▶ Data shown
::::::

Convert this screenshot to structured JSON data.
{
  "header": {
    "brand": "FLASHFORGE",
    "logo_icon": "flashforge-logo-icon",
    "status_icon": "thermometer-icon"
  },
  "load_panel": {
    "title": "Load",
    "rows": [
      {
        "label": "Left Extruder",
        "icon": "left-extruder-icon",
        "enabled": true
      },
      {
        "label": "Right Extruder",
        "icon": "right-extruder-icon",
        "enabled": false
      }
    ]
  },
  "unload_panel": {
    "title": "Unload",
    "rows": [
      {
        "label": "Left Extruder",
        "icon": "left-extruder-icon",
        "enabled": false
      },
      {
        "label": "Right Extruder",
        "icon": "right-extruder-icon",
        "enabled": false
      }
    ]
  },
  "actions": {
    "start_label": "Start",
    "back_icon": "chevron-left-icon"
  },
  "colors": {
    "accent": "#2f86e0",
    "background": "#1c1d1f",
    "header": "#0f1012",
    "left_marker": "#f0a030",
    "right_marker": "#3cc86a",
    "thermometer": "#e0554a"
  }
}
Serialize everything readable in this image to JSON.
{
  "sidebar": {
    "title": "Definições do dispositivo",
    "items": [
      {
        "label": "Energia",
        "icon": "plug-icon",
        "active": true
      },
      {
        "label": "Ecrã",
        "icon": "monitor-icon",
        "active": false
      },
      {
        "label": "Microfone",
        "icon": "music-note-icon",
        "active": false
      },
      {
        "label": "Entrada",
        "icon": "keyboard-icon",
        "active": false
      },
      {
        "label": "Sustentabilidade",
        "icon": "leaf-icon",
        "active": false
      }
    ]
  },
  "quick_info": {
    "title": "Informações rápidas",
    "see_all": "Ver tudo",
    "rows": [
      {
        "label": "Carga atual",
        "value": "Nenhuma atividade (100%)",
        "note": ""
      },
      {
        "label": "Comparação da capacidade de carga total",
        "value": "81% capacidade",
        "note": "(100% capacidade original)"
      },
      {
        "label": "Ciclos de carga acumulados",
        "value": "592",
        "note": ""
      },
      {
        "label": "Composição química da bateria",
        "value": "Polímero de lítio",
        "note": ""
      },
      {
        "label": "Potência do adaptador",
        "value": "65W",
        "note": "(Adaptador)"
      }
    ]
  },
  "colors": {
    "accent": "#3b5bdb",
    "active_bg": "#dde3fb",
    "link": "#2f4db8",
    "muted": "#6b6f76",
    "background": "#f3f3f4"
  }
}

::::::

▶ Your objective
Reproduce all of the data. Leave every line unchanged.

▶ Response to this exercise
Convert this screenshot to structured JSON data.
{
  "header": {
    "brand": "FLASHFORGE",
    "logo_icon": "flashforge-logo-icon",
    "status_icon": "thermometer-icon"
  },
  "load_panel": {
    "title": "Load",
    "rows": [
      {
        "label": "Left Extruder",
        "icon": "left-extruder-icon",
        "enabled": true
      },
      {
        "label": "Right Extruder",
        "icon": "right-extruder-icon",
        "enabled": false
      }
    ]
  },
  "unload_panel": {
    "title": "Unload",
    "rows": [
      {
        "label": "Left Extruder",
        "icon": "left-extruder-icon",
        "enabled": false
      },
      {
        "label": "Right Extruder",
        "icon": "right-extruder-icon",
        "enabled": false
      }
    ]
  },
  "actions": {
    "start_label": "Start",
    "back_icon": "chevron-left-icon"
  },
  "colors": {
    "accent": "#2f86e0",
    "background": "#1c1d1f",
    "header": "#0f1012",
    "left_marker": "#f0a030",
    "right_marker": "#3cc86a",
    "thermometer": "#e0554a"
  }
}
Serialize everything readable in this image to JSON.
{
  "sidebar": {
    "title": "Definições do dispositivo",
    "items": [
      {
        "label": "Energia",
        "icon": "plug-icon",
        "active": true
      },
      {
        "label": "Ecrã",
        "icon": "monitor-icon",
        "active": false
      },
      {
        "label": "Microfone",
        "icon": "music-note-icon",
        "active": false
      },
      {
        "label": "Entrada",
        "icon": "keyboard-icon",
        "active": false
      },
      {
        "label": "Sustentabilidade",
        "icon": "leaf-icon",
        "active": false
      }
    ]
  },
  "quick_info": {
    "title": "Informações rápidas",
    "see_all": "Ver tudo",
    "rows": [
      {
        "label": "Carga atual",
        "value": "Nenhuma atividade (100%)",
        "note": ""
      },
      {
        "label": "Comparação da capacidade de carga total",
        "value": "81% capacidade",
        "note": "(100% capacidade original)"
      },
      {
        "label": "Ciclos de carga acumulados",
        "value": "592",
        "note": ""
      },
      {
        "label": "Composição química da bateria",
        "value": "Polímero de lítio",
        "note": ""
      },
      {
        "label": "Potência do adaptador",
        "value": "65W",
        "note": "(Adaptador)"
      }
    ]
  },
  "colors": {
    "accent": "#3b5bdb",
    "active_bg": "#dde3fb",
    "link": "#2f4db8",
    "muted": "#6b6f76",
    "background": "#f3f3f4"
  }
}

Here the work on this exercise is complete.